• [Task] Copy every line from the material below that holds "label".

• [Data extract]
+++

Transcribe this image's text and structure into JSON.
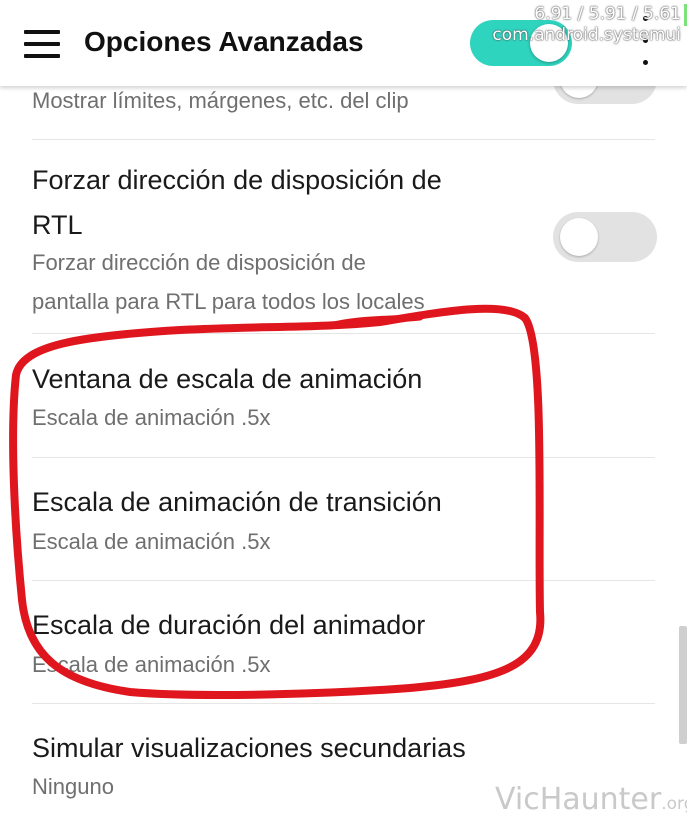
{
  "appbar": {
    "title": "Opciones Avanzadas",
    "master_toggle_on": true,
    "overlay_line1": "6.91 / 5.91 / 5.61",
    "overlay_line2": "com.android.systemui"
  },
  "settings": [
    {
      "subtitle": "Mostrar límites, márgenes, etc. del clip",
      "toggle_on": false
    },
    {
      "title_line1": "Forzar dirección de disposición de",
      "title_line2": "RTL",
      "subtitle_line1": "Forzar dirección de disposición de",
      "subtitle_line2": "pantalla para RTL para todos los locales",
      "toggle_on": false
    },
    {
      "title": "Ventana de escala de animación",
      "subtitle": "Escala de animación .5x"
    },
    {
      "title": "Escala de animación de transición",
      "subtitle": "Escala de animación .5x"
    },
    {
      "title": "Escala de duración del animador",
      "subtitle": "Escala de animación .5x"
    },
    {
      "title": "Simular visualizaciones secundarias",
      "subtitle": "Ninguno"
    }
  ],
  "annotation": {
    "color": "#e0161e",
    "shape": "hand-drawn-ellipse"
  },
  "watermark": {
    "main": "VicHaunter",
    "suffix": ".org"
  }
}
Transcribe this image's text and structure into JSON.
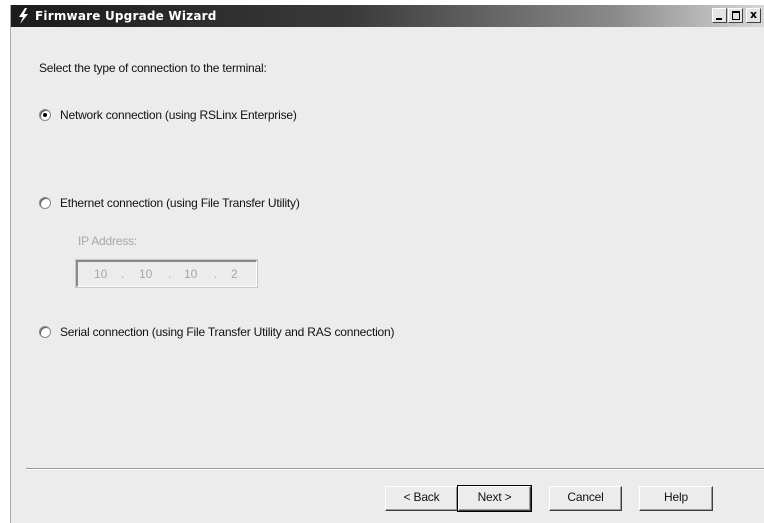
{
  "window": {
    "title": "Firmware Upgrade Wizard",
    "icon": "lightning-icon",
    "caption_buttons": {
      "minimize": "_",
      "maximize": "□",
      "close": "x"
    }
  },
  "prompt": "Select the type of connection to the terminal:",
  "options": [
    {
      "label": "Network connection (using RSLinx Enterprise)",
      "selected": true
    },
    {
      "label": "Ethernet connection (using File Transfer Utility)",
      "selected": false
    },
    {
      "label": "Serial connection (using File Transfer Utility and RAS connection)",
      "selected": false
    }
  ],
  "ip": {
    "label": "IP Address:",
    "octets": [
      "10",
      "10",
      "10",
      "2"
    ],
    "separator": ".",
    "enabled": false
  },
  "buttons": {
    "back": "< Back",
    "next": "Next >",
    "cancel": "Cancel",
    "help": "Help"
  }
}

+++

• [Exercise answer]
      "label": "Network connection (using RSLinx Enterprise)",
      "label": "Ethernet connection (using File Transfer Utility)",
      "label": "Serial connection (using File Transfer Utility and RAS connection)",
    "label": "IP Address:",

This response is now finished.